Like the Dukes, you’ll spot the silly backlit switchgear, including the brown engine kill switch as well as the cheap looking levers. But these glaring niggles aside, you’ll find that the RCs are extremely well made and all that plastic sits really well together. KTM even confirms that the fairing plastic was heat validated to ensure that the lovely integration of the exhaust tip with the end of the left side of the fairing will not discolour the plastic from the heat eventually. To wit, the launch bikes in Modena, which say daily hard riding and on the RC390 a daily hard trashing on the racetrack wore pristine white fairings without a hint of colour damage.
4. They can look a bit unfinished
Design and aesthetic sensibilities vary across people and cultures. There are a couple of places where the RC does look unfinished, sort of like a plastic panel or two have popped off. One is at the leading edge of the fuel tank where the a triangular piece seems to have gone missing and another is below the handlebar where the clear plastic ends and above that you can see a part of the fairing that looks oddly like the inside of a plastic panel. On some bikes, a red connector was visible dangling down from the instruments – there is a shelf of sorts there which you can see from the front through the clear plastic. They didn’t bother me too much and to be honest, I only noticed these some eight hours or so into the ride but they were there and they caught my eye. Would these stop me from buying the RC, hell no. But they’re there.
5. They’ll be hard to clean
While cleaning sportsbike should be easy since they come wrapped in plastic, the RCs are going to be hard work come Sunday morning. That’s because there a whole bunch of places where two pieces of plastic come very close together and you will not be able to reach in with a cloth. For a full Paris-approved clean, you’re going to need a pressure washer .
6. They won’t be practical
No I’m not repeating myself. Consider going touring on the bike.

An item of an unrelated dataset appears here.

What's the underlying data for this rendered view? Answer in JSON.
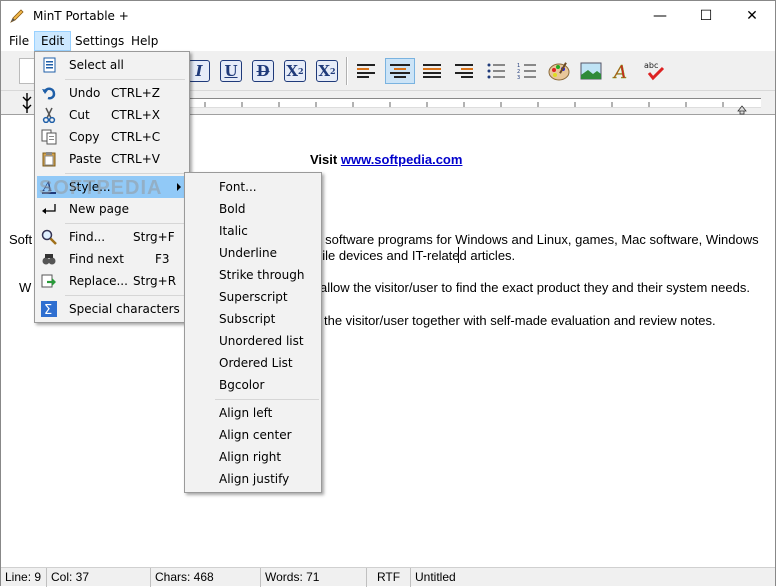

The engine and chassis can most certainly handle it. But the issue you will run into is with luggage. The RC tank has a very small top with surfaces that slope downward from the filler cap. This is going to make mounting a tank bag hard work. At the back, similarly, the foam pillion seat is bolted on and there are no bungee cord points that you can use so mounting a tail bag of any description (Here’s one of our favourites) is going to require work. And just so you know, the key lock for the seat releases the rider’s seat and there’s precious little space under it.
7. But the Dukes will be quicker
If you don’t alter gearing and outputs then an 8kg weight disadvantage will be hard to overcome. So the RCs may have a top speed advantage because of the fairing but the fact is that the corresponding Dukes (KTM 200 Duke road test and KTM 390 Duke road test) will probably turn out to be marginally quicker in acceleration to 60 and 100kmph.